1. A surgical instrument of the character described comprising a pair of crossed and pivoted arms, said arms constituting conductors but insulated from each other, and a pair of electrodes onefor each of the arms, each electrode being fixed to its respective arm at an angle thereto and having at its free end prongs extending in the direction of the other electrode so as to co-operate with the prongs of the latter.
2. A surgical instrument as embodied in claim'l wherein the electrodes are detachably secured to the arms and provided with insulating sleeves.
3. A surgical instrument as embodied in claim 1 wherein the electrodes are bent latorally to cause the prongs thereof to have co-acting engagement with each other when the arms are moved toward each other.
4. A surgical instrument of the character described comprising a pair of arms of conducting material, apintle for operatively connecting the arms but insulated therefrom, a spring associated with the arms for yieldahly urging the latter into crossed relation with respect to each other, insulating slee surrounding the arms, conducting rods extending substantially at right angles into the arms at one side of the pintle, set screws for detachably securing the rods in the arms, prongs on the rods, and conductors detachably connected to the arms.

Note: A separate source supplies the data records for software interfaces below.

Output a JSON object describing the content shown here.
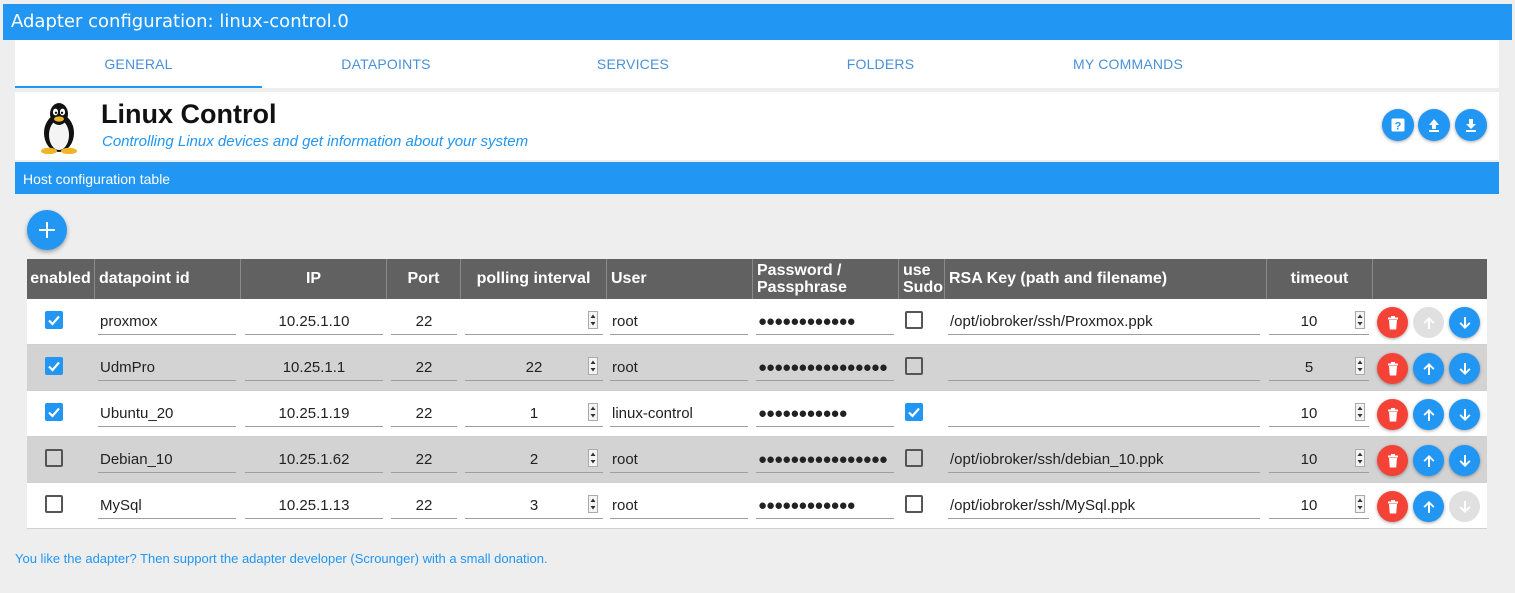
{
  "window": {
    "title": "Adapter configuration: linux-control.0"
  },
  "tabs": [
    {
      "label": "GENERAL",
      "active": true
    },
    {
      "label": "DATAPOINTS",
      "active": false
    },
    {
      "label": "SERVICES",
      "active": false
    },
    {
      "label": "FOLDERS",
      "active": false
    },
    {
      "label": "MY COMMANDS",
      "active": false
    }
  ],
  "header": {
    "title": "Linux Control",
    "subtitle": "Controlling Linux devices and get information about your system",
    "buttons": [
      "help-icon",
      "upload-icon",
      "download-icon"
    ]
  },
  "section": {
    "title": "Host configuration table"
  },
  "table": {
    "columns": [
      "enabled",
      "datapoint id",
      "IP",
      "Port",
      "polling interval",
      "User",
      "Password /",
      "Passphrase",
      "use",
      "Sudo",
      "RSA Key (path and filename)",
      "timeout"
    ],
    "rows": [
      {
        "enabled": true,
        "id": "proxmox",
        "ip": "10.25.1.10",
        "port": "22",
        "polling": "",
        "user": "root",
        "password": "●●●●●●●●●●●●",
        "sudo": false,
        "rsa": "/opt/iobroker/ssh/Proxmox.ppk",
        "timeout": "10",
        "up_enabled": false,
        "down_enabled": true
      },
      {
        "enabled": true,
        "id": "UdmPro",
        "ip": "10.25.1.1",
        "port": "22",
        "polling": "22",
        "user": "root",
        "password": "●●●●●●●●●●●●●●●●",
        "sudo": false,
        "rsa": "",
        "timeout": "5",
        "up_enabled": true,
        "down_enabled": true
      },
      {
        "enabled": true,
        "id": "Ubuntu_20",
        "ip": "10.25.1.19",
        "port": "22",
        "polling": "1",
        "user": "linux-control",
        "password": "●●●●●●●●●●●",
        "sudo": true,
        "rsa": "",
        "timeout": "10",
        "up_enabled": true,
        "down_enabled": true
      },
      {
        "enabled": false,
        "id": "Debian_10",
        "ip": "10.25.1.62",
        "port": "22",
        "polling": "2",
        "user": "root",
        "password": "●●●●●●●●●●●●●●●●",
        "sudo": false,
        "rsa": "/opt/iobroker/ssh/debian_10.ppk",
        "timeout": "10",
        "up_enabled": true,
        "down_enabled": true
      },
      {
        "enabled": false,
        "id": "MySql",
        "ip": "10.25.1.13",
        "port": "22",
        "polling": "3",
        "user": "root",
        "password": "●●●●●●●●●●●●",
        "sudo": false,
        "rsa": "/opt/iobroker/ssh/MySql.ppk",
        "timeout": "10",
        "up_enabled": true,
        "down_enabled": false
      }
    ]
  },
  "footer": {
    "text": "You like the adapter? Then support the adapter developer (Scrounger) with a small donation."
  },
  "colors": {
    "primary": "#2196f3",
    "delete": "#f44336",
    "table_header": "#616161",
    "disabled": "#e0e0e0"
  }
}
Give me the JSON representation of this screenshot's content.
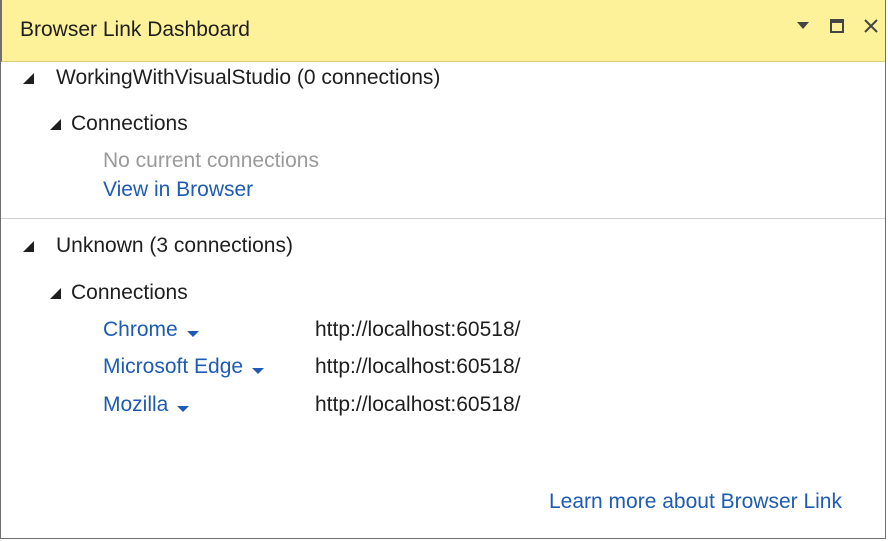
{
  "window": {
    "title": "Browser Link Dashboard",
    "buttons": {
      "dropdown": "▼",
      "maximize": "☐",
      "close": "✕"
    }
  },
  "projects": [
    {
      "header": "WorkingWithVisualStudio (0 connections)",
      "connections_label": "Connections",
      "empty_text": "No current connections",
      "view_link": "View in Browser"
    },
    {
      "header": "Unknown (3 connections)",
      "connections_label": "Connections",
      "connections": [
        {
          "browser": "Chrome",
          "url": "http://localhost:60518/"
        },
        {
          "browser": "Microsoft Edge",
          "url": "http://localhost:60518/"
        },
        {
          "browser": "Mozilla",
          "url": "http://localhost:60518/"
        }
      ]
    }
  ],
  "footer": {
    "learn_more": "Learn more about Browser Link"
  },
  "colors": {
    "title_bg": "#fdf29a",
    "link": "#1e5bb5",
    "muted": "#9a9a9a"
  }
}
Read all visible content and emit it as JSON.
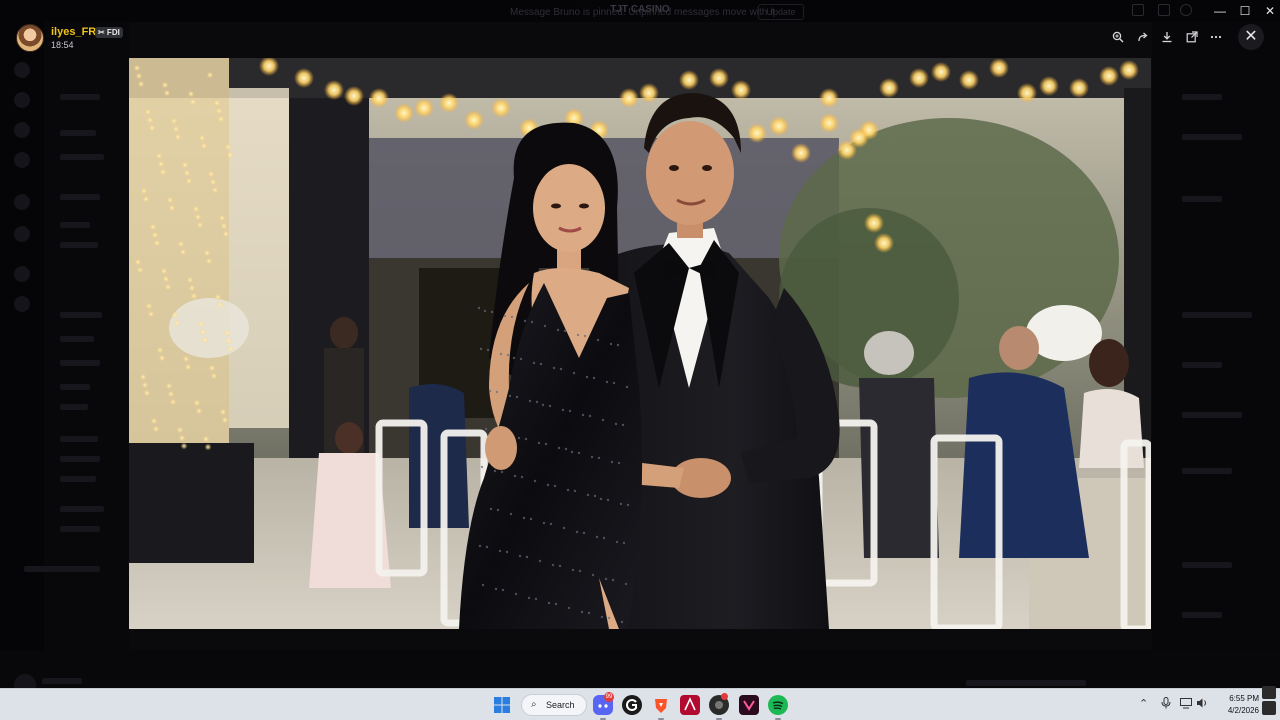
{
  "window": {
    "app_title": "TJT CASINO",
    "minimize": "—",
    "maximize": "☐",
    "close": "✕"
  },
  "background_app": {
    "notice_text": "Message Bruno is pinned. Unpinned messages move with it",
    "notice_button": "Update"
  },
  "viewer": {
    "username": "ilyes_FR",
    "tag": "✂ FDI",
    "timestamp": "18:54",
    "tools": [
      "zoom-in-icon",
      "forward-icon",
      "download-icon",
      "open-external-icon",
      "more-icon"
    ],
    "close_label": "✕"
  },
  "taskbar": {
    "search_label": "Search",
    "discord_badge": "99",
    "time": "6:55 PM",
    "date": "4/2/2026"
  },
  "colors": {
    "username": "#f0c419",
    "taskbar": "#dde1e8",
    "viewer_bg": "#000000"
  }
}
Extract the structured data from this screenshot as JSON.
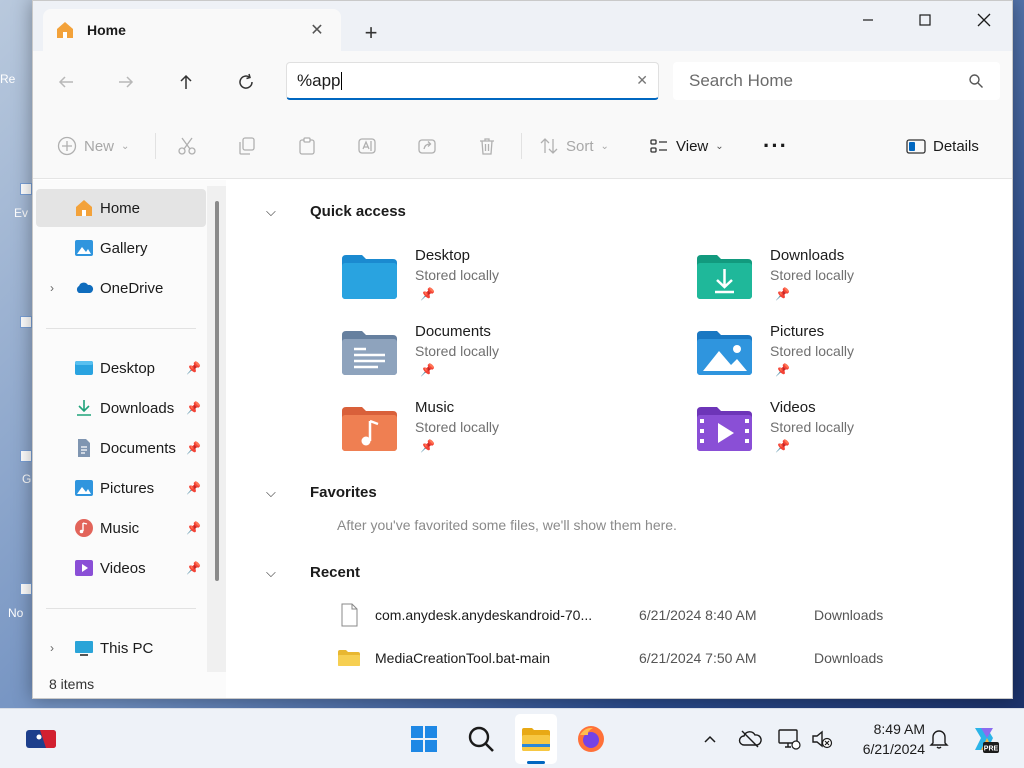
{
  "desktop": {
    "labels": [
      "Re",
      "Ev",
      "G",
      "No"
    ]
  },
  "window": {
    "tab": {
      "title": "Home",
      "icon": "home-icon",
      "close_icon": "close-icon"
    },
    "new_tab_icon": "plus-icon",
    "controls": {
      "minimize": "minimize-icon",
      "maximize": "maximize-icon",
      "close": "close-icon"
    }
  },
  "navbar": {
    "back_icon": "arrow-left-icon",
    "forward_icon": "arrow-right-icon",
    "up_icon": "arrow-up-icon",
    "refresh_icon": "refresh-icon",
    "address_value": "%app",
    "search_placeholder": "Search Home"
  },
  "commandbar": {
    "new_label": "New",
    "sort_label": "Sort",
    "view_label": "View",
    "details_label": "Details",
    "more_icon": "ellipsis-icon"
  },
  "sidebar": {
    "top": [
      {
        "label": "Home",
        "icon": "home-icon",
        "active": true
      },
      {
        "label": "Gallery",
        "icon": "gallery-icon"
      },
      {
        "label": "OneDrive",
        "icon": "cloud-icon",
        "expandable": true
      }
    ],
    "pinned": [
      {
        "label": "Desktop",
        "icon": "desktop-folder-icon"
      },
      {
        "label": "Downloads",
        "icon": "download-icon"
      },
      {
        "label": "Documents",
        "icon": "documents-icon"
      },
      {
        "label": "Pictures",
        "icon": "pictures-icon"
      },
      {
        "label": "Music",
        "icon": "music-icon"
      },
      {
        "label": "Videos",
        "icon": "videos-icon"
      }
    ],
    "this_pc": "This PC",
    "status": "8 items"
  },
  "content": {
    "quick_access": {
      "title": "Quick access",
      "items": [
        {
          "name": "Desktop",
          "sub": "Stored locally",
          "color": "#29a3e0"
        },
        {
          "name": "Downloads",
          "sub": "Stored locally",
          "color": "#1fb89a"
        },
        {
          "name": "Documents",
          "sub": "Stored locally",
          "color": "#7f95b1"
        },
        {
          "name": "Pictures",
          "sub": "Stored locally",
          "color": "#2f95de"
        },
        {
          "name": "Music",
          "sub": "Stored locally",
          "color": "#ef7f52"
        },
        {
          "name": "Videos",
          "sub": "Stored locally",
          "color": "#8a4fd6"
        }
      ]
    },
    "favorites": {
      "title": "Favorites",
      "empty_text": "After you've favorited some files, we'll show them here."
    },
    "recent": {
      "title": "Recent",
      "rows": [
        {
          "name": "com.anydesk.anydeskandroid-70...",
          "date": "6/21/2024 8:40 AM",
          "location": "Downloads",
          "icon": "file-icon"
        },
        {
          "name": "MediaCreationTool.bat-main",
          "date": "6/21/2024 7:50 AM",
          "location": "Downloads",
          "icon": "folder-icon"
        }
      ]
    }
  },
  "taskbar": {
    "clock_time": "8:49 AM",
    "clock_date": "6/21/2024"
  },
  "colors": {
    "accent": "#0067c0",
    "window_bg": "#f9f9f9"
  }
}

A surgical instrument comprising pivotally connected conductors each having at one end an angularly disposed electror e terminating in a pronged extremity, with the pronged extremity of one electrode extending in the direction of the pronged extremity of the other electrode, said electrodes adapted to be passed into the mouth of a patient so as to permit their pronged extremities to be 7 manually forced into the diseased tissue to be treated and removed, means forming a protective insulating covering for the conductors and electrodes except at the pronged extremities of the latter, whereby and when high frequency current is supplied to the electrodes the latter will be prevented from short oircuiting the instrument incident to bridging of the electrodes by the teeth or other portions of the mouth, and means by which current can be supplied to theconductors. V
SUTTEN HENRY GEOFF.